Monday, February 23, 2009

Does Algae Plus Wind Power Equal Biofuel

Use of algae for generating fuel is one of the leading edges of thinking about alternative energy. Some of the benefits and problems have been pointed out in other comments at the New York Times (http://greeninc.blogs.nytimes.com/2009/02/23/does-algae-plus-wind-power-equal-biofuel/). I have been on the roof of the MIT co-generation plant, where there is a small-scale pilot algae project for extracting CO2 from exhaust. Because I was there on an overcast wintry day, I saw it at a time when I would be skeptical that production would be very high or that very much CO2 would be extracted. On the other hand, production and extraction should be quite high on a hot summer day when the sun is burning down. One might draw from this that the effectiveness of such approaches would depend on environmental factors, although one might conceive of algae that are very active without much sun. Of course, the warmth can come from the exhaust, but for ocean-based algae will require some other source of heat.

I would be concerned about the fate of these large vats for algae, and possibly for the wind turbine towers to which they are tethered. Those who work with the ocean have universally come to be humbled by its power. It does not take a major storm to destroy ships that are much more seaworthy than any large vat that can be readily designed and built. Their very size makes them very vulnerable. At the same time, indeed, there are better uses for farmland than growing corn for ethanol. Farmers have benefitted financially in important ways from the ethanol initiative. However, there are better ways to offer farmers economic opportunity and fairness in the larger economy. I applaud the willingness of some to invest their private resources to address the challenge and, if it goes to a pilot, will be interested to see how it comes out.

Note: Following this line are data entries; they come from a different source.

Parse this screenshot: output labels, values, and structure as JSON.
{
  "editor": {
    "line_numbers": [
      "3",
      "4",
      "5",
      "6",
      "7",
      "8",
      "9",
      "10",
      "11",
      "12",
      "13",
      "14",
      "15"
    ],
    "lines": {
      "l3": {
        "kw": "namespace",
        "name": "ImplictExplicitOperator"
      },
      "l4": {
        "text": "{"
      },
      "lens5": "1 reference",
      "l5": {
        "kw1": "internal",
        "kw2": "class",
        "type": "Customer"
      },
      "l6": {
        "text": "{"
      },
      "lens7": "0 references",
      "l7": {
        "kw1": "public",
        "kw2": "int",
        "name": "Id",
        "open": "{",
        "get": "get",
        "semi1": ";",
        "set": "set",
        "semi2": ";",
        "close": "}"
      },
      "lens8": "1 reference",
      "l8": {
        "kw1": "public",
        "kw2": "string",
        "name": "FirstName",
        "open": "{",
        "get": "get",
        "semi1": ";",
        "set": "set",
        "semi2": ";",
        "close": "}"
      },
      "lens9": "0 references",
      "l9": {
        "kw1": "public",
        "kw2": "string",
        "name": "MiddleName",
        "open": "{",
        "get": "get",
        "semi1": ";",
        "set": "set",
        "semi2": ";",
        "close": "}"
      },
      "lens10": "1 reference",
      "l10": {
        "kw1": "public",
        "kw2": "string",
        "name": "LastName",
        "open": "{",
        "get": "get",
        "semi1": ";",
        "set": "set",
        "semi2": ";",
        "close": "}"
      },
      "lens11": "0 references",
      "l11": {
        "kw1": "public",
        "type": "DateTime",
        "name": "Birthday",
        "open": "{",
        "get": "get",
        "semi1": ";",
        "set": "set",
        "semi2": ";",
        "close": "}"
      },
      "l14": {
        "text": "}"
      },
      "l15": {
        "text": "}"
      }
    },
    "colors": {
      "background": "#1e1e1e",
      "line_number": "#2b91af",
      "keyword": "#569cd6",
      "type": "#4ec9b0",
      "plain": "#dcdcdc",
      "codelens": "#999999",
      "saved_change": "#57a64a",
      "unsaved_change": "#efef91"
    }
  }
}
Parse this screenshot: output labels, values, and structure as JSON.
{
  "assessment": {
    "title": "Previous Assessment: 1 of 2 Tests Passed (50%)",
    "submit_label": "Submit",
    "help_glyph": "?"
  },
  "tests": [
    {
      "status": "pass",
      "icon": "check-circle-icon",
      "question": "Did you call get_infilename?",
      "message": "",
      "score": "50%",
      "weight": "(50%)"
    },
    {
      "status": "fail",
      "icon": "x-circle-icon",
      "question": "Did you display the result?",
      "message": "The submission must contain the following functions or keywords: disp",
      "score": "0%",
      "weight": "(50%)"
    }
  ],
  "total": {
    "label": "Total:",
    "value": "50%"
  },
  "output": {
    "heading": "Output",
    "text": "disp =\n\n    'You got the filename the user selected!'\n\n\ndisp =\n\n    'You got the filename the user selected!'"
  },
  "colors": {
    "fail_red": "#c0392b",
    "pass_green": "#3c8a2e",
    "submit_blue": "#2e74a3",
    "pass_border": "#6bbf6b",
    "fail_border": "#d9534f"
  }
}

A key bottom line that we approach is one that I have stated to many people over the past two decades. It is fine to live in a world dominated by engineering and science rather than by nature, but we had better know what we are doing. Proposals like this make me nervous that we know enough of what we are doing. At the same time, we need not get too nervous about it, because the ideas have now entered the bright sun of day. Time and effort will determine whether they are realistic.

1 comment:

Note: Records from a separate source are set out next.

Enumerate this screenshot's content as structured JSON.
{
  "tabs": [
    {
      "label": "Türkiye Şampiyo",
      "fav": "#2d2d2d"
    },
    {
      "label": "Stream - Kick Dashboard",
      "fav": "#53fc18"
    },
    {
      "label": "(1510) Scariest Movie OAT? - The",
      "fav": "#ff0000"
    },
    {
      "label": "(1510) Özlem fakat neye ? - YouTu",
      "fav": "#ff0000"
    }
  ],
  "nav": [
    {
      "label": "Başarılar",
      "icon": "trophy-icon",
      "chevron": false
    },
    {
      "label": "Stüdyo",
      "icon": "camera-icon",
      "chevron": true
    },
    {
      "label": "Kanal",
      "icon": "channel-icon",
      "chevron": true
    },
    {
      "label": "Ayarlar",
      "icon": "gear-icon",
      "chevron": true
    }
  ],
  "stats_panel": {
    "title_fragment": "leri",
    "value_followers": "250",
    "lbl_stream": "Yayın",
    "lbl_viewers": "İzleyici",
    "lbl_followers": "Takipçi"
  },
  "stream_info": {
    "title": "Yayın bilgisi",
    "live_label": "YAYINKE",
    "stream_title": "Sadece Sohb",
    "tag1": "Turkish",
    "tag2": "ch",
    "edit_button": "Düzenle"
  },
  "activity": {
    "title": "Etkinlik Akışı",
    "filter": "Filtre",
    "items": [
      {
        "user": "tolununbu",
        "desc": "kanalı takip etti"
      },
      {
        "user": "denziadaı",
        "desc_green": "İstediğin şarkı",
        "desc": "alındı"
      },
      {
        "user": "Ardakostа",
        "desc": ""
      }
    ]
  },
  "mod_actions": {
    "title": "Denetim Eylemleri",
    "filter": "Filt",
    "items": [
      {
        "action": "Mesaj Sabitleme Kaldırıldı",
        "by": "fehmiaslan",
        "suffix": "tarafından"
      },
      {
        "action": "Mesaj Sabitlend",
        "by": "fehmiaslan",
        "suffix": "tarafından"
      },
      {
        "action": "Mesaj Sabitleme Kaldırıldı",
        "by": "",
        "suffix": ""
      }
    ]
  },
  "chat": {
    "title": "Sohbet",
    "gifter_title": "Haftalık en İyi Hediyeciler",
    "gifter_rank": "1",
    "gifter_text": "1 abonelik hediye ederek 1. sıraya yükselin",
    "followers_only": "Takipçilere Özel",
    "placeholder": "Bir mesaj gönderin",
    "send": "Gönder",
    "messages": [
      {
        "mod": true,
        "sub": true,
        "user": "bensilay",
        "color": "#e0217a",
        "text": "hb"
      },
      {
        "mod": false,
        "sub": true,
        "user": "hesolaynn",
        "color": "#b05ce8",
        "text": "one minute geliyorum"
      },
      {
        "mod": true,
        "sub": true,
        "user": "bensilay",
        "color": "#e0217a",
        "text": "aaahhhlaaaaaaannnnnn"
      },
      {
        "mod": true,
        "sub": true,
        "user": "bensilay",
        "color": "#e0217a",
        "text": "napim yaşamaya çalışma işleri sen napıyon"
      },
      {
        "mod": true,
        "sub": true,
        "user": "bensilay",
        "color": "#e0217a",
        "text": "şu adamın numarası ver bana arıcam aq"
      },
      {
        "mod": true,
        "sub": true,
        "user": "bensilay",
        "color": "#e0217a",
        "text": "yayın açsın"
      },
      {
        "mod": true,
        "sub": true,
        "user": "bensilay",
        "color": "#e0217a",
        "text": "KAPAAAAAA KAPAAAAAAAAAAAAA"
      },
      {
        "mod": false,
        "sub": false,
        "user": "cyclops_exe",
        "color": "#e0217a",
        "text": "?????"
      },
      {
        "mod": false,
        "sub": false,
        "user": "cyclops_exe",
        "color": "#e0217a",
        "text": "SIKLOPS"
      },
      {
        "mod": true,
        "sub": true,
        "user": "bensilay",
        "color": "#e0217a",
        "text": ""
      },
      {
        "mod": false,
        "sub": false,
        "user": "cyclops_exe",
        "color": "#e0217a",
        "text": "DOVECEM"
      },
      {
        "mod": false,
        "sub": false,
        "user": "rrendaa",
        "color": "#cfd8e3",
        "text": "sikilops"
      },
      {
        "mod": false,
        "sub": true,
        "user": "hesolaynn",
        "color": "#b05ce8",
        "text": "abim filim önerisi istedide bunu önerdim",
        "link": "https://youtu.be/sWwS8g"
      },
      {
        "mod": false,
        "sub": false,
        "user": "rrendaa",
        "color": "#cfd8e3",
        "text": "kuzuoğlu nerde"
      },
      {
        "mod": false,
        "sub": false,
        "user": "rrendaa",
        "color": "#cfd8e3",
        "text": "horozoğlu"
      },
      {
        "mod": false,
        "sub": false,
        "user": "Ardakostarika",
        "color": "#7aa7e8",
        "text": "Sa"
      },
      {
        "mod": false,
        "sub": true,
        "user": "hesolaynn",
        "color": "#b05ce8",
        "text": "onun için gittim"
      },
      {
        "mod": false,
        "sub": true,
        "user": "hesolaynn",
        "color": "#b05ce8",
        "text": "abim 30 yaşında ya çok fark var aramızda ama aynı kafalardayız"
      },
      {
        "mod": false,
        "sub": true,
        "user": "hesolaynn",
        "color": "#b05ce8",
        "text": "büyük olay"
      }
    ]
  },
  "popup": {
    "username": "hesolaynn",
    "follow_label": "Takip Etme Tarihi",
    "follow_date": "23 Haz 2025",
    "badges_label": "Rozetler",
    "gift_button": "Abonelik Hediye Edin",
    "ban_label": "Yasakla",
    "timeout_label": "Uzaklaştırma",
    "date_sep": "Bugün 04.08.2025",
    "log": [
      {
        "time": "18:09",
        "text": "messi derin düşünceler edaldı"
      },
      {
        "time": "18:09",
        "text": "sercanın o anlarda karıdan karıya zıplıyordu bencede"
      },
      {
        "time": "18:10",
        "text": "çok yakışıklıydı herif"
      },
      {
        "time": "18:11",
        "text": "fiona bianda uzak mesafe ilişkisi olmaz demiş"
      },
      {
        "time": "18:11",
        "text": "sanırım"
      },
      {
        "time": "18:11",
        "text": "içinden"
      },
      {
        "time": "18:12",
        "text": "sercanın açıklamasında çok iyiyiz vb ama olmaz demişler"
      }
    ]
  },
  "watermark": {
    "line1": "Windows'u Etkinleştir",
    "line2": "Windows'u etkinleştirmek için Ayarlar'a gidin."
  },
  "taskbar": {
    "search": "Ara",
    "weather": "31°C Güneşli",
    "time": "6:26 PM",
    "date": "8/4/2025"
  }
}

Tara said...

Nicely put - I enjoyed reading your blog and agree that we better know what we are doing.